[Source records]
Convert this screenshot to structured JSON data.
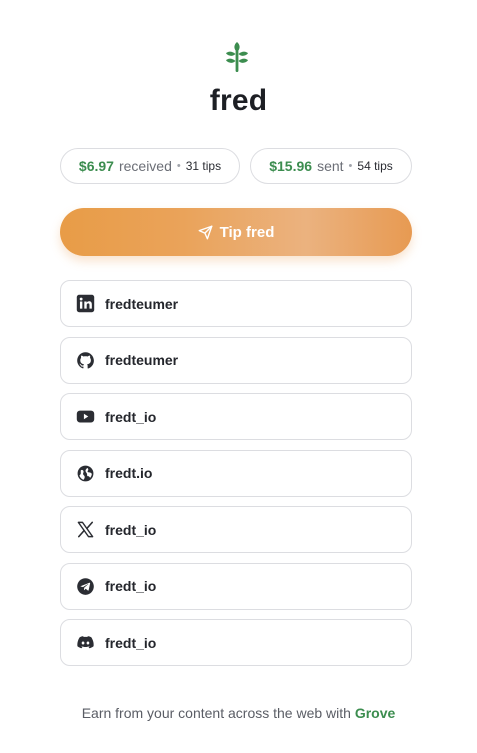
{
  "profile": {
    "username": "fred"
  },
  "stats": {
    "received": {
      "amount": "$6.97",
      "word": "received",
      "separator": "•",
      "tips": "31 tips"
    },
    "sent": {
      "amount": "$15.96",
      "word": "sent",
      "separator": "•",
      "tips": "54 tips"
    }
  },
  "tip_button": {
    "label": "Tip fred",
    "icon": "send-icon"
  },
  "links": [
    {
      "icon": "linkedin-icon",
      "label": "fredteumer"
    },
    {
      "icon": "github-icon",
      "label": "fredteumer"
    },
    {
      "icon": "youtube-icon",
      "label": "fredt_io"
    },
    {
      "icon": "globe-icon",
      "label": "fredt.io"
    },
    {
      "icon": "x-icon",
      "label": "fredt_io"
    },
    {
      "icon": "telegram-icon",
      "label": "fredt_io"
    },
    {
      "icon": "discord-icon",
      "label": "fredt_io"
    }
  ],
  "footer": {
    "text": "Earn from your content across the web with",
    "brand": "Grove"
  },
  "colors": {
    "accent_green": "#3c8d4f",
    "tip_button_orange": "#e89c47",
    "border": "#dcdde1"
  }
}
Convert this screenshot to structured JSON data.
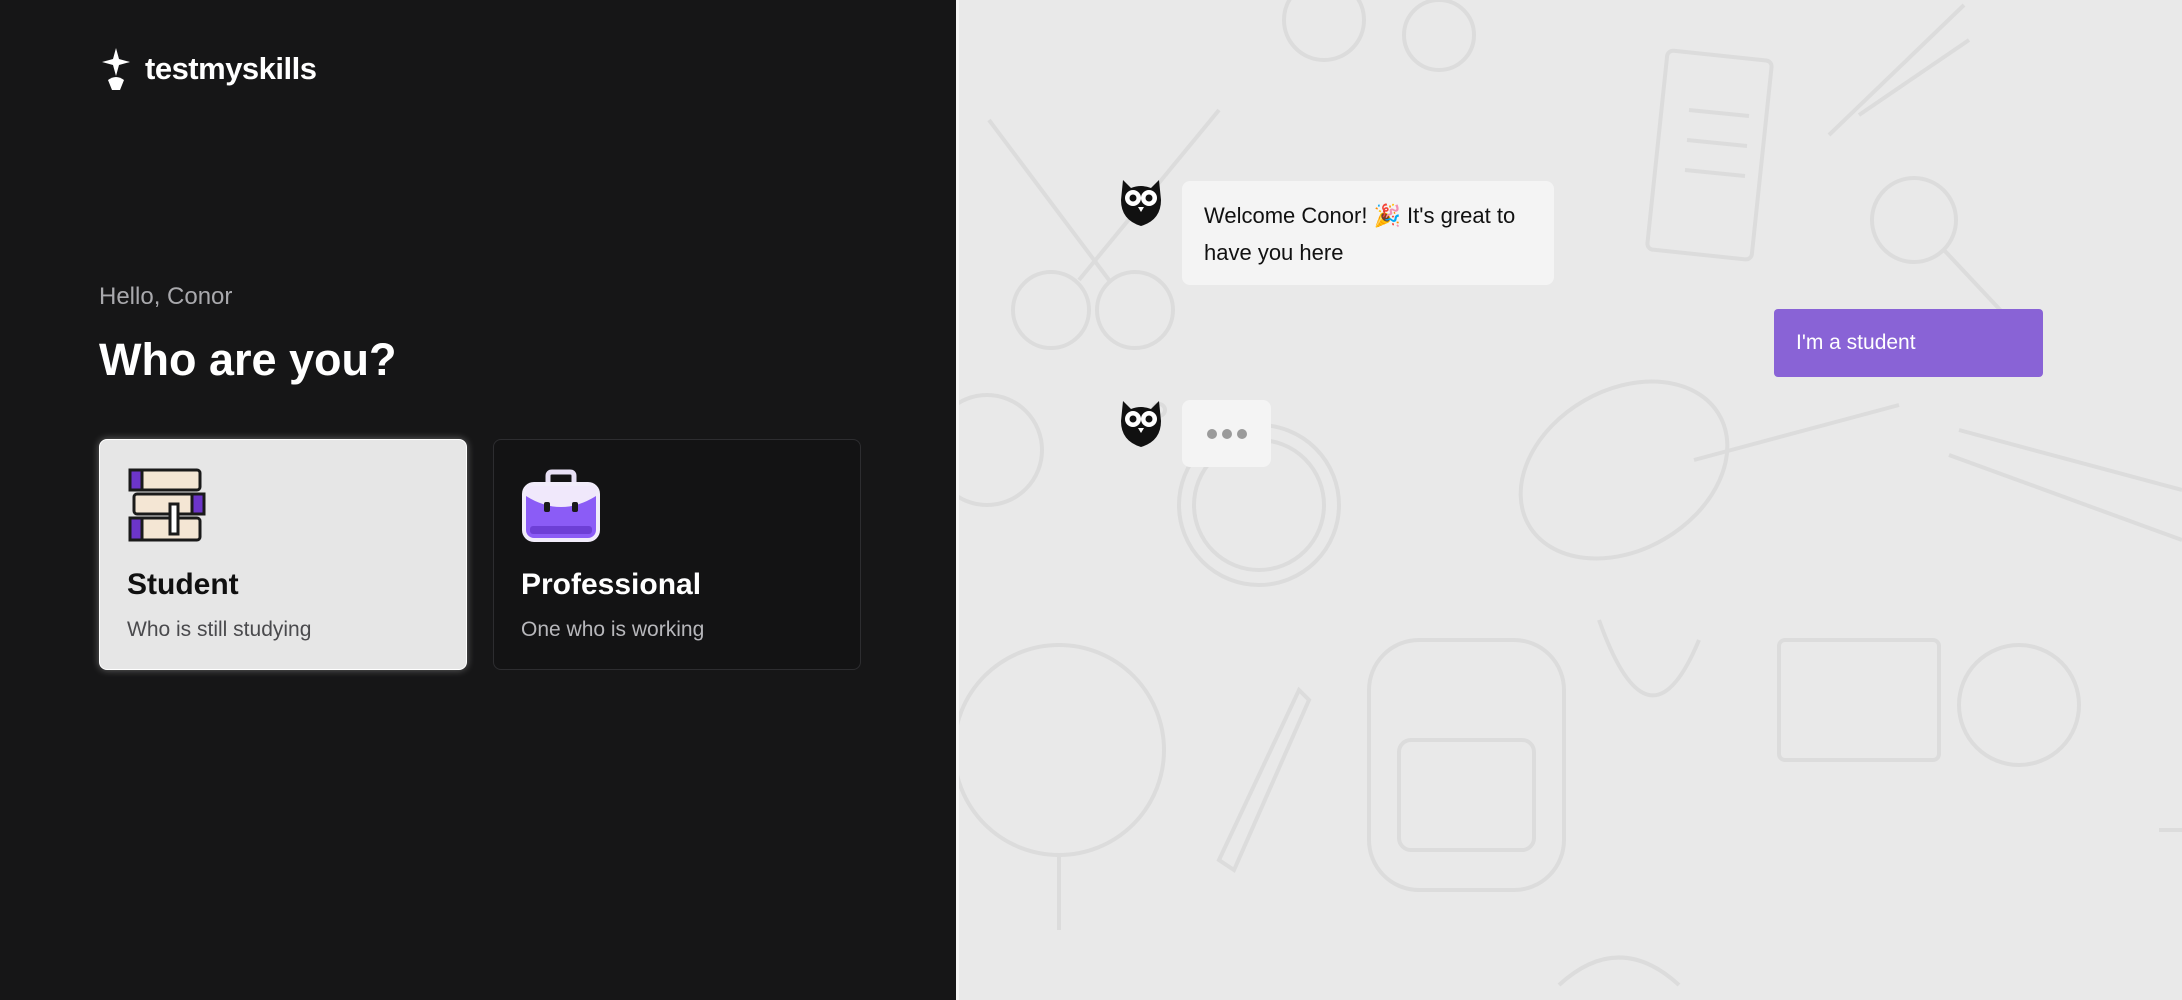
{
  "brand": {
    "name": "testmyskills"
  },
  "left": {
    "greeting": "Hello, Conor",
    "question": "Who are you?",
    "options": [
      {
        "title": "Student",
        "subtitle": "Who is still studying",
        "icon": "books-icon",
        "selected": true
      },
      {
        "title": "Professional",
        "subtitle": "One who is working",
        "icon": "briefcase-icon",
        "selected": false
      }
    ]
  },
  "chat": {
    "messages": [
      {
        "from": "bot",
        "text": "Welcome Conor! 🎉 It's great to have you here"
      },
      {
        "from": "user",
        "text": "I'm a student"
      },
      {
        "from": "bot",
        "typing": true
      }
    ],
    "avatar_icon": "owl-icon"
  },
  "colors": {
    "left_bg": "#161617",
    "right_bg": "#e9e9e9",
    "accent": "#8963d6",
    "card_selected_bg": "#e6e6e6"
  }
}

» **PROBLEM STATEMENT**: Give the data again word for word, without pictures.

» **SOLUTION TO THE PROBLEM**:
Convert this screenshot to structured JSON data.
{
  "profile": {
    "username": "fred"
  },
  "stats": {
    "received": {
      "amount": "$6.97",
      "word": "received",
      "separator": "•",
      "tips": "31 tips"
    },
    "sent": {
      "amount": "$15.96",
      "word": "sent",
      "separator": "•",
      "tips": "54 tips"
    }
  },
  "tip_button": {
    "label": "Tip fred",
    "icon": "send-icon"
  },
  "links": [
    {
      "icon": "linkedin-icon",
      "label": "fredteumer"
    },
    {
      "icon": "github-icon",
      "label": "fredteumer"
    },
    {
      "icon": "youtube-icon",
      "label": "fredt_io"
    },
    {
      "icon": "globe-icon",
      "label": "fredt.io"
    },
    {
      "icon": "x-icon",
      "label": "fredt_io"
    },
    {
      "icon": "telegram-icon",
      "label": "fredt_io"
    },
    {
      "icon": "discord-icon",
      "label": "fredt_io"
    }
  ],
  "footer": {
    "text": "Earn from your content across the web with",
    "brand": "Grove"
  },
  "colors": {
    "accent_green": "#3c8d4f",
    "tip_button_orange": "#e89c47",
    "border": "#dcdde1"
  }
}
Convert this screenshot to structured JSON data.
{
  "brand": {
    "name": "testmyskills"
  },
  "left": {
    "greeting": "Hello, Conor",
    "question": "Who are you?",
    "options": [
      {
        "title": "Student",
        "subtitle": "Who is still studying",
        "icon": "books-icon",
        "selected": true
      },
      {
        "title": "Professional",
        "subtitle": "One who is working",
        "icon": "briefcase-icon",
        "selected": false
      }
    ]
  },
  "chat": {
    "messages": [
      {
        "from": "bot",
        "text": "Welcome Conor! 🎉 It's great to have you here"
      },
      {
        "from": "user",
        "text": "I'm a student"
      },
      {
        "from": "bot",
        "typing": true
      }
    ],
    "avatar_icon": "owl-icon"
  },
  "colors": {
    "left_bg": "#161617",
    "right_bg": "#e9e9e9",
    "accent": "#8963d6",
    "card_selected_bg": "#e6e6e6"
  }
}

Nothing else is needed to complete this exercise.